NPR logo
Syrians Trapped By Fighting Desperately Need More Assistance
  • Download
  • <iframe src="https://www.npr.org/player/embed/463680858/463680859" width="100%" height="290" frameborder="0" scrolling="no" title="NPR embedded audio player">
  • Transcript
Syrians Trapped By Fighting Desperately Need More Assistance

Middle East

Syrians Trapped By Fighting Desperately Need More Assistance

Syrians Trapped By Fighting Desperately Need More Assistance
  • Download
  • <iframe src="https://www.npr.org/player/embed/463680858/463680859" width="100%" height="290" frameborder="0" scrolling="no" title="NPR embedded audio player">
  • Transcript

Thousands of Syrians have been trapped by fighting for months. Steve Inskeep talks to Elizabeth Hoff, a World Health Organization representative, about the ongoing health crisis in besieged cities.

STEVE INSKEEP, HOST:

We have an update now on the story of a city in a war zone, a city in Syria where people have been starving. Many thousands more are desperate.

RENEE MONTAGNE, HOST:

The city is Madaya. It's one of several besieged communities where civilians were cut off from supplies. Aid trucks were finally allowed to roll in the last week.

INSKEEP: So we've been asking what, if anything, has improved. We called Elizabeth Hoff of the World Health Organization, and she began with the city as she saw it last week.

ELIZABETH HOFF: It was dark in Madaya.

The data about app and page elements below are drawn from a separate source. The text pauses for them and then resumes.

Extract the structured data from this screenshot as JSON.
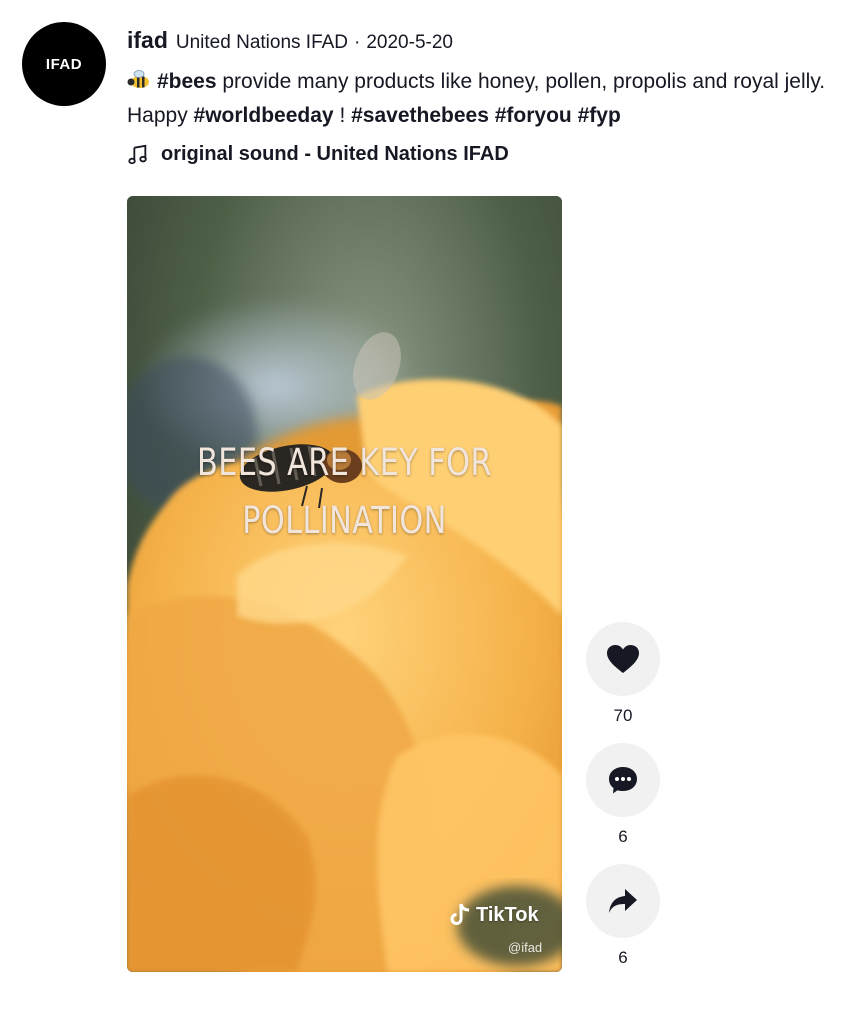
{
  "author": {
    "avatar_text": "IFAD",
    "username": "ifad",
    "nickname": "United Nations IFAD",
    "separator": "·",
    "date": "2020-5-20"
  },
  "caption": {
    "emoji": "bee-emoji",
    "part1_tag": "#bees",
    "part1_text": " provide many products like honey, pollen, propolis and royal jelly. Happy ",
    "tag2": "#worldbeeday",
    "part2_text": " ! ",
    "tag3": "#savethebees",
    "tag4": "#foryou",
    "tag5": "#fyp"
  },
  "sound": {
    "icon": "music-note-icon",
    "label": "original sound - United Nations IFAD"
  },
  "video": {
    "overlay_line1": "BEES ARE KEY FOR",
    "overlay_line2": "POLLINATION",
    "watermark_brand": "TikTok",
    "watermark_handle": "@ifad"
  },
  "actions": {
    "likes": "70",
    "comments": "6",
    "shares": "6"
  },
  "colors": {
    "text": "#161823",
    "button_bg": "#f1f1f2",
    "flower": "#f5b24a"
  }
}
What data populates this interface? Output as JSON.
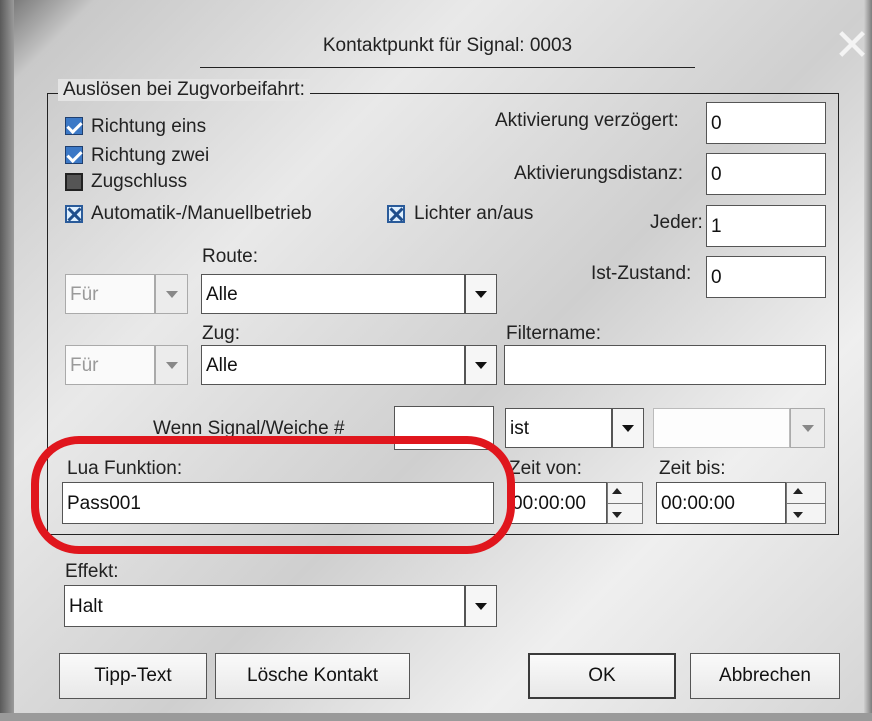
{
  "dialog": {
    "title": "Kontaktpunkt für Signal: 0003",
    "close_glyph": "✕"
  },
  "trigger_group": {
    "legend": "Auslösen bei Zugvorbeifahrt:",
    "checkboxes": [
      {
        "label": "Richtung eins",
        "state": "checked"
      },
      {
        "label": "Richtung zwei",
        "state": "checked"
      },
      {
        "label": "Zugschluss",
        "state": "indeterminate"
      },
      {
        "label": "Automatik-/Manuellbetrieb",
        "state": "x-checked"
      },
      {
        "label": "Lichter an/aus",
        "state": "x-checked"
      }
    ],
    "activation_delay": {
      "label": "Aktivierung verzögert:",
      "value": "0"
    },
    "activation_distance": {
      "label": "Aktivierungsdistanz:",
      "value": "0"
    },
    "every": {
      "label": "Jeder:",
      "value": "1"
    },
    "actual_state": {
      "label": "Ist-Zustand:",
      "value": "0"
    },
    "route": {
      "label": "Route:",
      "for_value": "Für",
      "value": "Alle"
    },
    "train": {
      "label": "Zug:",
      "for_value": "Für",
      "value": "Alle"
    },
    "filter": {
      "label": "Filtername:",
      "value": ""
    },
    "signal_condition": {
      "label": "Wenn Signal/Weiche #",
      "number": "",
      "operator": "ist",
      "state": ""
    },
    "lua": {
      "label": "Lua Funktion:",
      "value": "Pass001"
    },
    "time_from": {
      "label": "Zeit von:",
      "value": "00:00:00"
    },
    "time_to": {
      "label": "Zeit bis:",
      "value": "00:00:00"
    }
  },
  "effect": {
    "label": "Effekt:",
    "value": "Halt"
  },
  "buttons": {
    "tooltip": "Tipp-Text",
    "delete": "Lösche Kontakt",
    "ok": "OK",
    "cancel": "Abbrechen"
  },
  "colors": {
    "checkbox_blue": "#3b78c6",
    "annotation_red": "#e0161d"
  }
}
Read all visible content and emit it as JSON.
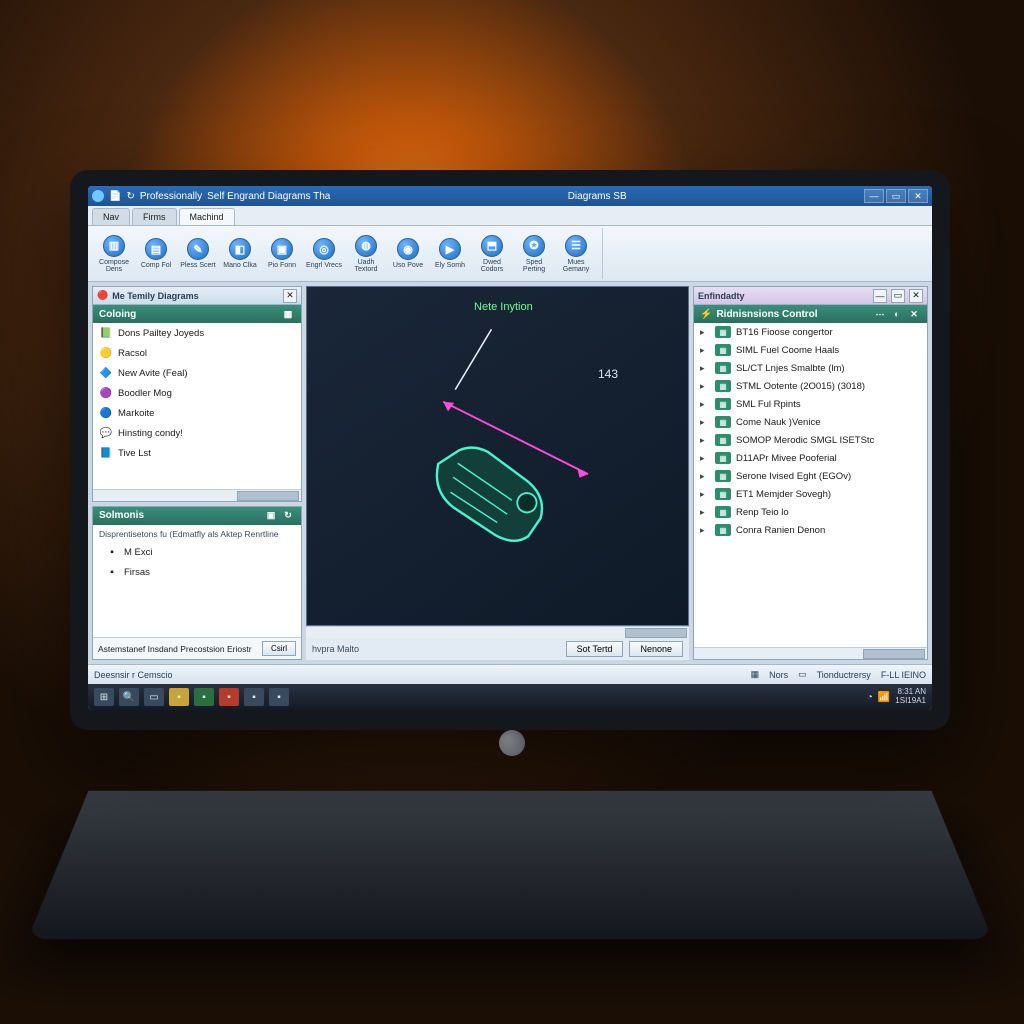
{
  "titlebar": {
    "app_left1": "Professionally",
    "app_left2": "Self Engrand Diagrams Tha",
    "app_center": "Diagrams SB"
  },
  "tabs": [
    {
      "label": "Nav"
    },
    {
      "label": "Firms"
    },
    {
      "label": "Machind"
    }
  ],
  "ribbon": [
    {
      "label": "Compose Dens",
      "glyph": "▥"
    },
    {
      "label": "Comp Fol",
      "glyph": "▤"
    },
    {
      "label": "Pless Scert",
      "glyph": "✎"
    },
    {
      "label": "Mano Clka",
      "glyph": "◧"
    },
    {
      "label": "Pio Fonn",
      "glyph": "▣"
    },
    {
      "label": "Engrl Vrecs",
      "glyph": "◎"
    },
    {
      "label": "Uadh Textord",
      "glyph": "◍"
    },
    {
      "label": "Uso Pove",
      "glyph": "◉"
    },
    {
      "label": "Ely Somh",
      "glyph": "▶"
    },
    {
      "label": "Dwed Codors",
      "glyph": "⬒"
    },
    {
      "label": "Sped Perting",
      "glyph": "✪"
    },
    {
      "label": "Mues Gemany",
      "glyph": "☰"
    }
  ],
  "left_panel": {
    "title": "Me Temily Diagrams",
    "section": "Coloing",
    "items": [
      {
        "icon": "📗",
        "label": "Dons Pailtey Joyeds"
      },
      {
        "icon": "🟡",
        "label": "Racsol"
      },
      {
        "icon": "🔷",
        "label": "New Avite (Feal)"
      },
      {
        "icon": "🟣",
        "label": "Boodler Mog"
      },
      {
        "icon": "🔵",
        "label": "Markoite"
      },
      {
        "icon": "💬",
        "label": "Hinsting condy!"
      },
      {
        "icon": "📘",
        "label": "Tive Lst"
      }
    ]
  },
  "solmon_panel": {
    "title": "Solmonis",
    "desc": "Disprentisetons fu (Edmatfly als Aktep Renrtline",
    "items": [
      {
        "label": "M Exci"
      },
      {
        "label": "Firsas"
      }
    ],
    "footer_text": "Astemstanef Insdand Precostsion Eriostr",
    "footer_btn": "Csirl"
  },
  "viewport": {
    "label": "Nete Inytion",
    "dim": "143"
  },
  "center_footer": {
    "label": "hvpra Malto",
    "btn1": "Sot Tertd",
    "btn2": "Nenone"
  },
  "right_panel": {
    "title": "Enfindadty",
    "section": "Ridnisnsions Control",
    "items": [
      {
        "label": "BT16 Fioose congertor"
      },
      {
        "label": "SIML Fuel Coome Haals"
      },
      {
        "label": "SL/CT Lnjes Smalbte (lm)"
      },
      {
        "label": "STML Ootente (2O015) (3018)"
      },
      {
        "label": "SML Ful Rpints"
      },
      {
        "label": "Come Nauk )Venice"
      },
      {
        "label": "SOMOP Merodic SMGL ISETStc"
      },
      {
        "label": "D11APr Mivee Pooferial"
      },
      {
        "label": "Serone Ivised Eght (EGOv)"
      },
      {
        "label": "ET1 Memjder Sovegh)"
      },
      {
        "label": "Renp Teio lo"
      },
      {
        "label": "Conra Ranien Denon"
      }
    ]
  },
  "statusbar": {
    "left": "Deesnsir r Cemscio",
    "mid1": "Nors",
    "mid2": "Tionductrersy",
    "right": "F-LL IEINO"
  },
  "taskbar": {
    "time1": "8:31 AN",
    "time2": "1SI19A1"
  }
}
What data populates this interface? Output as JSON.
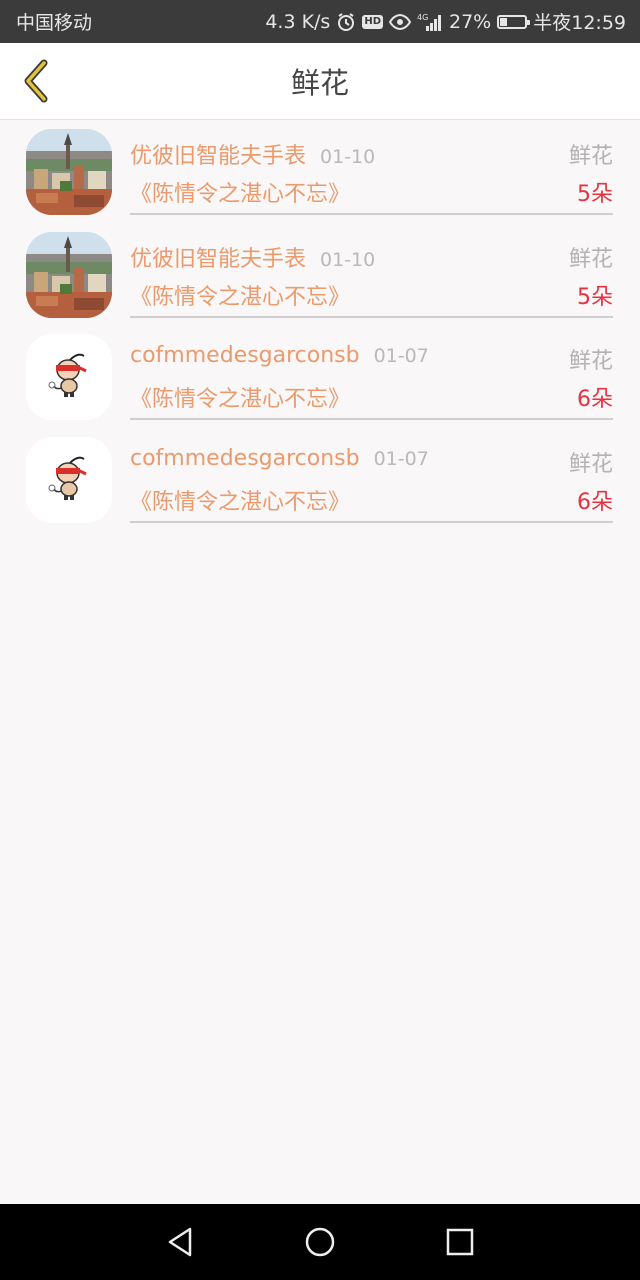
{
  "status_bar": {
    "carrier": "中国移动",
    "speed": "4.3 K/s",
    "hd_badge": "HD",
    "network": "4G",
    "battery_percent": "27%",
    "battery_level": 0.27,
    "time": "半夜12:59"
  },
  "header": {
    "title": "鲜花",
    "back_icon": "chevron-left-icon"
  },
  "list": {
    "items": [
      {
        "name": "优彼旧智能夫手表",
        "date": "01-10",
        "type": "鲜花",
        "work": "《陈情令之湛心不忘》",
        "count": "5朵",
        "avatar": "city-photo"
      },
      {
        "name": "优彼旧智能夫手表",
        "date": "01-10",
        "type": "鲜花",
        "work": "《陈情令之湛心不忘》",
        "count": "5朵",
        "avatar": "city-photo"
      },
      {
        "name": "cofmmedesgarconsb",
        "date": "01-07",
        "type": "鲜花",
        "work": "《陈情令之湛心不忘》",
        "count": "6朵",
        "avatar": "cartoon-boy"
      },
      {
        "name": "cofmmedesgarconsb",
        "date": "01-07",
        "type": "鲜花",
        "work": "《陈情令之湛心不忘》",
        "count": "6朵",
        "avatar": "cartoon-boy"
      }
    ]
  },
  "nav": {
    "back": "triangle-back-icon",
    "home": "circle-home-icon",
    "recents": "square-recents-icon"
  },
  "colors": {
    "accent": "#ec9a6b",
    "count_red": "#e8323f",
    "back_chevron": "#e2c43a"
  }
}
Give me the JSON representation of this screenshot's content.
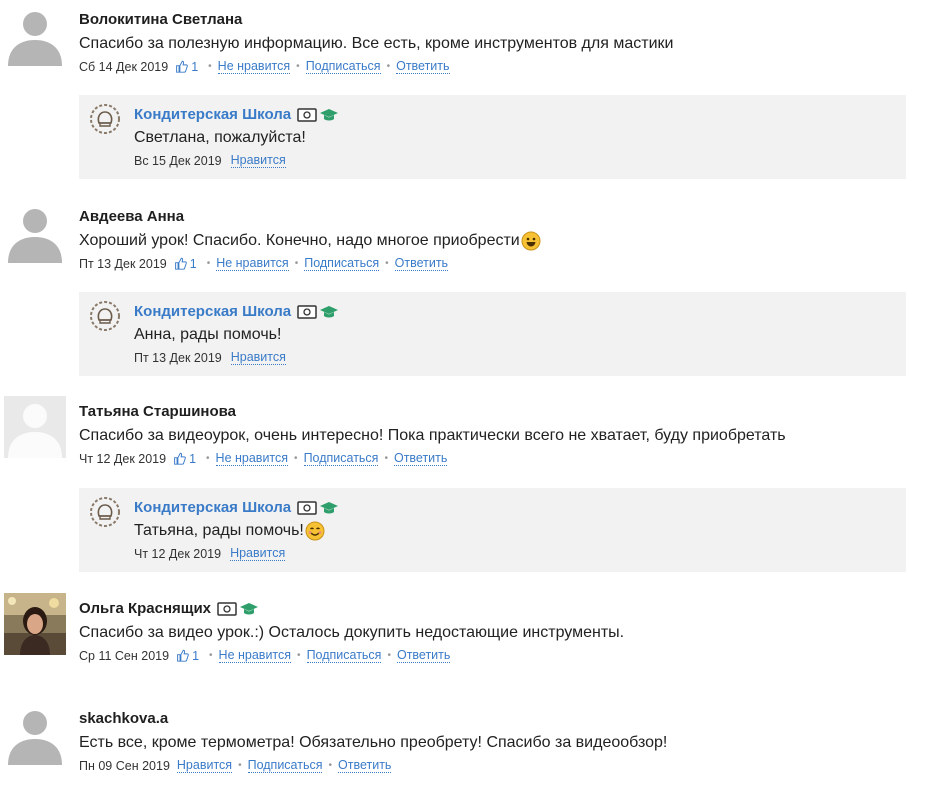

There was no electricity. And it was raining, so it was difficult. There was a whole crowd on the marketplace. They all were complaining about the lack of food. And they said that they hadn't eaten for several days. What we also observed were boys running after one of the lorries after they had emptied the bags - the food bags. And they were trying to lick their fingers and take the small grains of rice and corn that was left on the back part of the lorry after they had removed the bags.

INSKEEP: So signs of real desperation there a week ago. What improvements, if any, have you seen reported in the last week?

HOFF: What I have seen is that the people have received the food. But also, what we have seen in the clinic has been also signs of what they call re-feeding syndrome. These people threw themselves over the food, and they hadn't for a long time, so they got cramps in the stomach at the best, but also some of them got sick.

INSKEEP: Listening to you, I'm reminded that when you're starving and you get an opportunity to eat again, if you don't do it the right way, you can actually kill yourself, can't you?

HOFF: That's true. And we made sure that we were actually distributing leaflets in Arabic to inform people of this. But, you know, in this kind of situation, if you are tired like this, you don't have the energy even to read. You just throw yourself over the food. So this is always a risk.

INSKEEP: Have you considered taking the opportunity to get some or all of the civilians out?

HOFF: Well, this is not in WHO's hands. What we have done is issued a press release, and we have discussed with the authorities in Syria and the different parties to say that the only sustained way forward to making sure that there is continued access is to lift the siege.

INSKEEP: How does the situation in Madaya compare with other parts of Syria?

HOFF: We know that 450,000 people live in a besieged area. And we have 15 areas they are classified as besieged. And I'm also, at the moment, very much concerned about the Deir Ezzor city, in which there are almost 200,000 people, and they are besieged by ISIL. We haven't been in there for a couple of years. And we don't really know the situation, except from a starting point Deir Ezzor was much more deprived than Madaya. But we are seriously alarmed by the situation in all the besieged areas.

INSKEEP: You just described a city that you said has been cut off by ISIS for a couple of years. And while you may have heard rumors and so forth, you really don't know what's going on in there.

HOFF: No, we have contact with medical doctors who are there. And they are actually reporting to us that the situation is serious. There have been a couple of airdrops of food and medicine to the city. But unless you go in and observe the situation - like, what I saw in Madaya was really, very, very heartbreaking. So I don't want to say this is better, this is worse. What we are appealing for is lifting the siege in all these areas.

INSKEEP: Elizabeth Hoff of the World Health Organization in Damascus, thanks very much.

HOFF: Thank you.

INSKEEP: She's coordinating aid efforts in Syria.

Copyright © 2016 NPR. All rights reserved. Visit our website terms of use and permissions pages at www.npr.org for further information.

NPR transcripts are created on a rush deadline by Verb8tm, Inc., an NPR contractor, and produced using a proprietary transcription process developed with NPR. This text may not be in its final form and may be updated or revised in the future. Accuracy and availability may vary. The authoritative record of NPR’s programming is the audio record.

Comments

 

Please keep your community civil. All comments must follow the NPR.org Community rules and terms of use, and will be moderated prior to posting. NPR reserves the right to use the comments we receive, in whole or in part, and to use the commenter's name and location, in any medium. See also the Terms of Use, Privacy Policy and Community FAQ.